(Data records for software interfaces)
===

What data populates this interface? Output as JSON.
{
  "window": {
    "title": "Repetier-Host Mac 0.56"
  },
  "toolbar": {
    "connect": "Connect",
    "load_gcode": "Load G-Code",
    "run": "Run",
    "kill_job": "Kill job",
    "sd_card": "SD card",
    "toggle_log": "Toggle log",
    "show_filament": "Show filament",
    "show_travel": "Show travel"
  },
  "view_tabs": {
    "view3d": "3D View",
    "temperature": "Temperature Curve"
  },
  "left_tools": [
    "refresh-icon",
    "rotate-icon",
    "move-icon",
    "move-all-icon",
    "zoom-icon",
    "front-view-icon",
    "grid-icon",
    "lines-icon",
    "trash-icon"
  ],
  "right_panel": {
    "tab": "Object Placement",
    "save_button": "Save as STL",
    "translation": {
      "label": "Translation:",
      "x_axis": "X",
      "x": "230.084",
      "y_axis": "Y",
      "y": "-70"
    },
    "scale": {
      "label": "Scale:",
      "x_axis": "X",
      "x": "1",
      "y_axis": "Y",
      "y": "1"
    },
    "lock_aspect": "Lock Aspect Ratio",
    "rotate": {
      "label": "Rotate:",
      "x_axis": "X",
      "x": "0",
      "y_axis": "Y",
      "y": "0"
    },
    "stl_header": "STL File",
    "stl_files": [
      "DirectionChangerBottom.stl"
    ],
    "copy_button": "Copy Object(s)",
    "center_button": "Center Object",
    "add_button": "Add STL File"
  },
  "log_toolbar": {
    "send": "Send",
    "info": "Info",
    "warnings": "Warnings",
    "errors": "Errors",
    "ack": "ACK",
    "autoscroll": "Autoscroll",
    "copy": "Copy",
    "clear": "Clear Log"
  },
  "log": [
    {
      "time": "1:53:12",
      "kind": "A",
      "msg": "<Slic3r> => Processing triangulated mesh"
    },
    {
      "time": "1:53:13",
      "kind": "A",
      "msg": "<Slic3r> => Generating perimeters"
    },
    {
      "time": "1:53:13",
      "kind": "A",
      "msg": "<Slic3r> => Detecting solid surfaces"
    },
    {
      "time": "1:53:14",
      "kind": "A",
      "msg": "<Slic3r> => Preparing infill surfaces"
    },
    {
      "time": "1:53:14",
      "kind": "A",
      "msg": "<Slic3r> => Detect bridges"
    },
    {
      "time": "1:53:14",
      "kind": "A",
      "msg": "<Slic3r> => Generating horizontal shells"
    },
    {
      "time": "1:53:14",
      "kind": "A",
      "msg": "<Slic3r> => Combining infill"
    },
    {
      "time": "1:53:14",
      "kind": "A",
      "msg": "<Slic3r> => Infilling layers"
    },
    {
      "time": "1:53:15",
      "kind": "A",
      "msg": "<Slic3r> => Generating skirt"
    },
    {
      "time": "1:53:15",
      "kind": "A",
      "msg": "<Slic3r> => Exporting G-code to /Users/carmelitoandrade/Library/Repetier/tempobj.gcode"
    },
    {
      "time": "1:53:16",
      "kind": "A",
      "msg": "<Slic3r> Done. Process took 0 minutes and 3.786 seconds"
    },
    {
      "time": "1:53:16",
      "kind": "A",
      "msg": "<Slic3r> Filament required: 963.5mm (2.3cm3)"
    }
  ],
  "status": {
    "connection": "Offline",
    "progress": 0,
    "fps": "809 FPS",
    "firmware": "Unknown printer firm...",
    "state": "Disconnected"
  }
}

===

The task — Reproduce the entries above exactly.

Solution to the exercise —
What data populates this interface? Output as JSON.
{
  "window": {
    "title": "Repetier-Host Mac 0.56"
  },
  "toolbar": {
    "connect": "Connect",
    "load_gcode": "Load G-Code",
    "run": "Run",
    "kill_job": "Kill job",
    "sd_card": "SD card",
    "toggle_log": "Toggle log",
    "show_filament": "Show filament",
    "show_travel": "Show travel"
  },
  "view_tabs": {
    "view3d": "3D View",
    "temperature": "Temperature Curve"
  },
  "left_tools": [
    "refresh-icon",
    "rotate-icon",
    "move-icon",
    "move-all-icon",
    "zoom-icon",
    "front-view-icon",
    "grid-icon",
    "lines-icon",
    "trash-icon"
  ],
  "right_panel": {
    "tab": "Object Placement",
    "save_button": "Save as STL",
    "translation": {
      "label": "Translation:",
      "x_axis": "X",
      "x": "230.084",
      "y_axis": "Y",
      "y": "-70"
    },
    "scale": {
      "label": "Scale:",
      "x_axis": "X",
      "x": "1",
      "y_axis": "Y",
      "y": "1"
    },
    "lock_aspect": "Lock Aspect Ratio",
    "rotate": {
      "label": "Rotate:",
      "x_axis": "X",
      "x": "0",
      "y_axis": "Y",
      "y": "0"
    },
    "stl_header": "STL File",
    "stl_files": [
      "DirectionChangerBottom.stl"
    ],
    "copy_button": "Copy Object(s)",
    "center_button": "Center Object",
    "add_button": "Add STL File"
  },
  "log_toolbar": {
    "send": "Send",
    "info": "Info",
    "warnings": "Warnings",
    "errors": "Errors",
    "ack": "ACK",
    "autoscroll": "Autoscroll",
    "copy": "Copy",
    "clear": "Clear Log"
  },
  "log": [
    {
      "time": "1:53:12",
      "kind": "A",
      "msg": "<Slic3r> => Processing triangulated mesh"
    },
    {
      "time": "1:53:13",
      "kind": "A",
      "msg": "<Slic3r> => Generating perimeters"
    },
    {
      "time": "1:53:13",
      "kind": "A",
      "msg": "<Slic3r> => Detecting solid surfaces"
    },
    {
      "time": "1:53:14",
      "kind": "A",
      "msg": "<Slic3r> => Preparing infill surfaces"
    },
    {
      "time": "1:53:14",
      "kind": "A",
      "msg": "<Slic3r> => Detect bridges"
    },
    {
      "time": "1:53:14",
      "kind": "A",
      "msg": "<Slic3r> => Generating horizontal shells"
    },
    {
      "time": "1:53:14",
      "kind": "A",
      "msg": "<Slic3r> => Combining infill"
    },
    {
      "time": "1:53:14",
      "kind": "A",
      "msg": "<Slic3r> => Infilling layers"
    },
    {
      "time": "1:53:15",
      "kind": "A",
      "msg": "<Slic3r> => Generating skirt"
    },
    {
      "time": "1:53:15",
      "kind": "A",
      "msg": "<Slic3r> => Exporting G-code to /Users/carmelitoandrade/Library/Repetier/tempobj.gcode"
    },
    {
      "time": "1:53:16",
      "kind": "A",
      "msg": "<Slic3r> Done. Process took 0 minutes and 3.786 seconds"
    },
    {
      "time": "1:53:16",
      "kind": "A",
      "msg": "<Slic3r> Filament required: 963.5mm (2.3cm3)"
    }
  ],
  "status": {
    "connection": "Offline",
    "progress": 0,
    "fps": "809 FPS",
    "firmware": "Unknown printer firm...",
    "state": "Disconnected"
  }
}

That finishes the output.